## Task details:
Among the entries below, find the lines with the word "JSON" and copy them.

## Dataset items:
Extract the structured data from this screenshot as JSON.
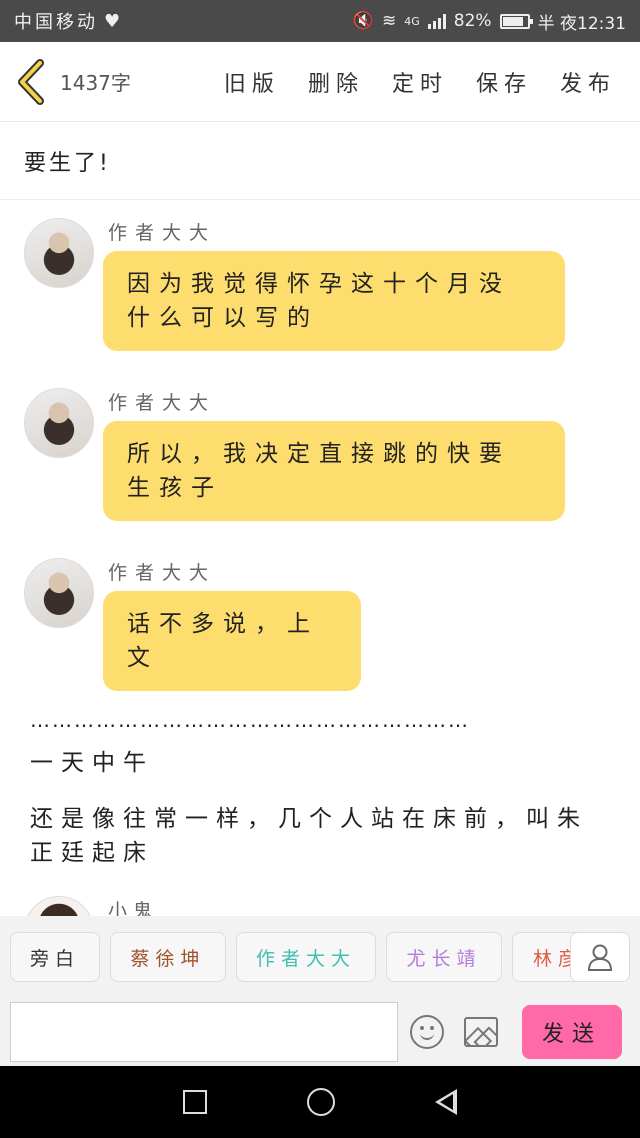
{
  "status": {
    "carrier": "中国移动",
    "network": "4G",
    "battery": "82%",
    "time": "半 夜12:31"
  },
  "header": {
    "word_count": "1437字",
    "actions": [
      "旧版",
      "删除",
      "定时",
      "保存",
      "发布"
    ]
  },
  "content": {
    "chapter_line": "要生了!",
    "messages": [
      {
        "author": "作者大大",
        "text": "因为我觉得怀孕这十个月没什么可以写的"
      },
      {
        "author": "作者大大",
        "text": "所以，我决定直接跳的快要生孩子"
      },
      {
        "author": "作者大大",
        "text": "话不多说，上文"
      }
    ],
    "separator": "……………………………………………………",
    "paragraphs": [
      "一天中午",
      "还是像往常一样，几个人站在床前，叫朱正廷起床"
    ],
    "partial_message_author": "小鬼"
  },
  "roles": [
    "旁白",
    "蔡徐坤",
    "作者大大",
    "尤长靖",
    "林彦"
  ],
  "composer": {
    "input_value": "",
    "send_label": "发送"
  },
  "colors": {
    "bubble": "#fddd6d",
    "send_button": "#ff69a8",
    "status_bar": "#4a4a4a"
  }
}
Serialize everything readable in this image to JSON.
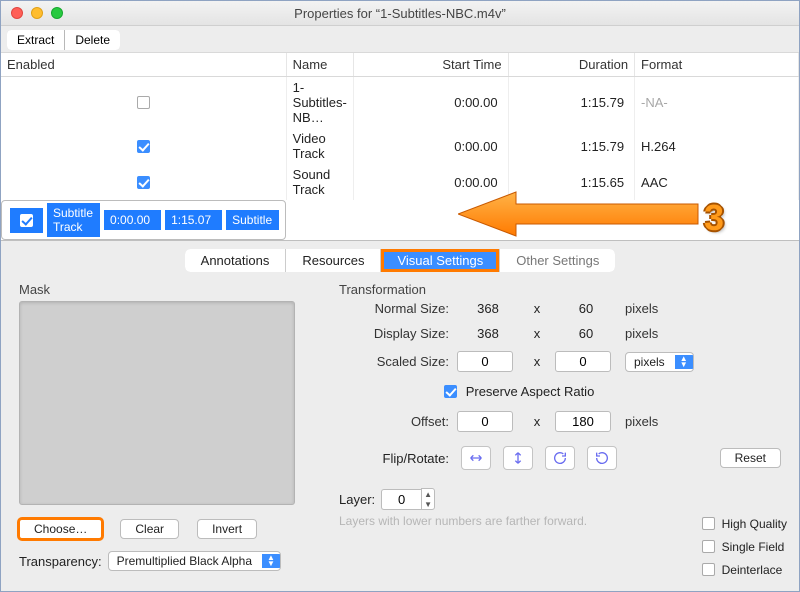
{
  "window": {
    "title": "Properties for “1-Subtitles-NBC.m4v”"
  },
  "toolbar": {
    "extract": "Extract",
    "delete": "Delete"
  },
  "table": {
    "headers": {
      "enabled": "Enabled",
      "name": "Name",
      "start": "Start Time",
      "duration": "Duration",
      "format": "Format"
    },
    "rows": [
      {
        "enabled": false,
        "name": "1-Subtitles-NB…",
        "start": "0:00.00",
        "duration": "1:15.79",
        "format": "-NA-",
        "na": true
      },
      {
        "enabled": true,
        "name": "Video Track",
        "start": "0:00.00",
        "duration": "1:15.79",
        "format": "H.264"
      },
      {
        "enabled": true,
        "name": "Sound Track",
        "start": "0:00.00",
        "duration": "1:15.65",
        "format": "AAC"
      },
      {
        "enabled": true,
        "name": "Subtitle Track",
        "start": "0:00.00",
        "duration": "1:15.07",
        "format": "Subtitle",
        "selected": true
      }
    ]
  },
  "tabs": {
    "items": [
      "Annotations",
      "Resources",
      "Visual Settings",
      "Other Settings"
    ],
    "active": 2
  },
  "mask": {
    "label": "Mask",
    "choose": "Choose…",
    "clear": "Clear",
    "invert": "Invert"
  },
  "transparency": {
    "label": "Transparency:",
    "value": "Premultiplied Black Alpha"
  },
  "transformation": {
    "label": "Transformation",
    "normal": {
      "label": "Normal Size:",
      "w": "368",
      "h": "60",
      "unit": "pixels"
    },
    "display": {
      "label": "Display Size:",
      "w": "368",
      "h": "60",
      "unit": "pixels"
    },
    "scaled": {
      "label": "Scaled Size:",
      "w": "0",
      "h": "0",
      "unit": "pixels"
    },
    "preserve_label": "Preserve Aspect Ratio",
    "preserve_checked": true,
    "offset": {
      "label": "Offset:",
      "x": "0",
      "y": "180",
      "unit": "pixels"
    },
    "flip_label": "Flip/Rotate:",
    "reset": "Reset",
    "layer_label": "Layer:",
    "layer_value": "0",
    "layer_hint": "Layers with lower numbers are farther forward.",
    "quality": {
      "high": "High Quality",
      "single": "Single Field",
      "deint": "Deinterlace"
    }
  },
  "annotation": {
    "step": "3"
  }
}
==
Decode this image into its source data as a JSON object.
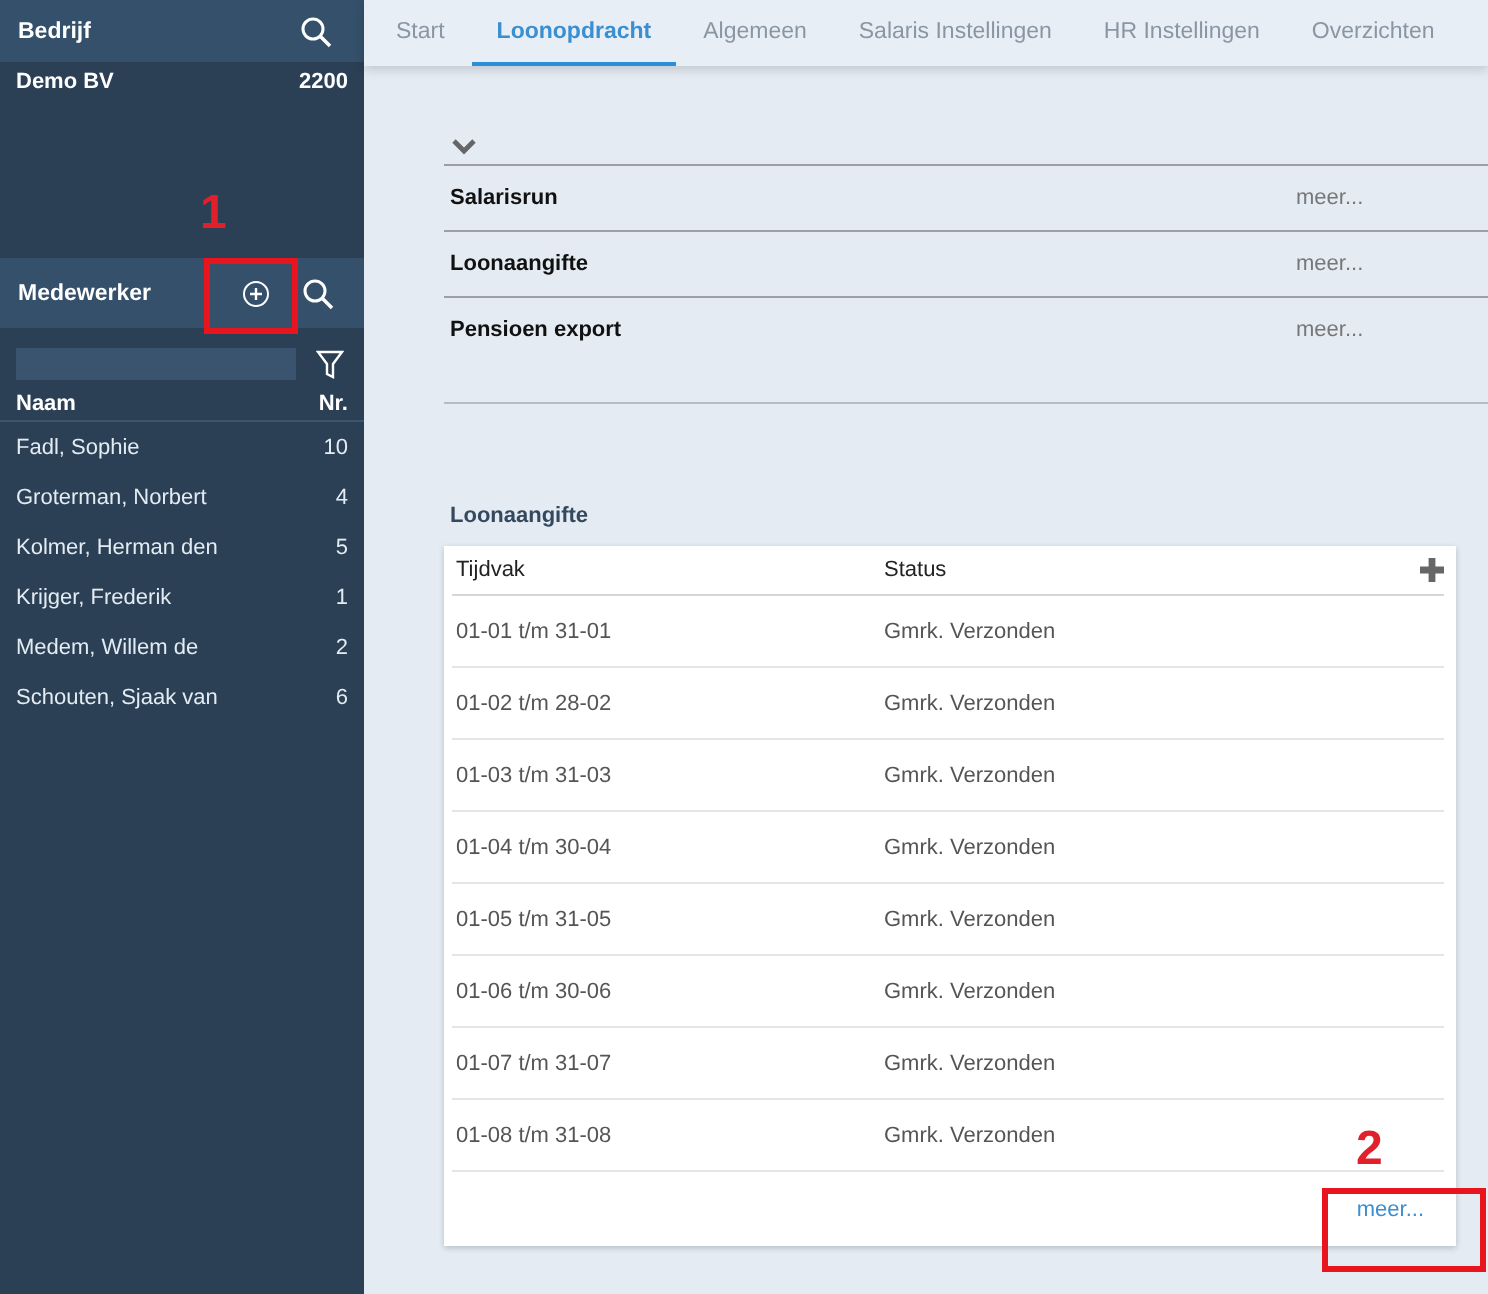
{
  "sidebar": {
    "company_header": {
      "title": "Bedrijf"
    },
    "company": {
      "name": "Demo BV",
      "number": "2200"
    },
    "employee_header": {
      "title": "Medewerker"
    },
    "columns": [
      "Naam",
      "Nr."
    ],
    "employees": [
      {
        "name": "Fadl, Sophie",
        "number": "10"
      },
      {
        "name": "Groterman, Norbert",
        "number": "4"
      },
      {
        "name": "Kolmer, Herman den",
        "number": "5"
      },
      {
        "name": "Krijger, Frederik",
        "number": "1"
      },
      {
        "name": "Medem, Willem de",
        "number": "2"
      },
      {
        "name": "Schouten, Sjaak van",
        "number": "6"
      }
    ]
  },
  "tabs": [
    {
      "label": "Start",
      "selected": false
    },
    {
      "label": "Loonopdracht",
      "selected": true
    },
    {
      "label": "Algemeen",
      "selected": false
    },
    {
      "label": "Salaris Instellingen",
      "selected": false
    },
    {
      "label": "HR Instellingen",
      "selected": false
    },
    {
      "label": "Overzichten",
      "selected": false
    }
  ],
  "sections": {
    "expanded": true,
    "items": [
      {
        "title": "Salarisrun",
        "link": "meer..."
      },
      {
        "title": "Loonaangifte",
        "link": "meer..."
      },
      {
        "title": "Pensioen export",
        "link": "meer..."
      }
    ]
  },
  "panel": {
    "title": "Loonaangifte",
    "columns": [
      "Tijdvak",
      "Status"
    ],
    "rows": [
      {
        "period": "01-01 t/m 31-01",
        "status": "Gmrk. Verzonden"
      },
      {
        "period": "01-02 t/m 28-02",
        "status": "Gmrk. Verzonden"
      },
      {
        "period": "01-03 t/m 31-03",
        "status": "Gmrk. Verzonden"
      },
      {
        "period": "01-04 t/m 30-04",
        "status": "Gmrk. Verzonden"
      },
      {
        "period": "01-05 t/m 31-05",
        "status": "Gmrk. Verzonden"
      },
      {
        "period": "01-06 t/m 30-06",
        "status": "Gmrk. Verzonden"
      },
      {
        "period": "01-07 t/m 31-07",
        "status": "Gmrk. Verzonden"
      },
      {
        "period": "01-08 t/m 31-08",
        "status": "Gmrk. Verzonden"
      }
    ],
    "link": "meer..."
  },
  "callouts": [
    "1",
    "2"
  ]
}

## Answer area:
Extract the structured data from this screenshot as JSON.
Serialize everything readable in this image to JSON.
Decode this image into its source data as a JSON object.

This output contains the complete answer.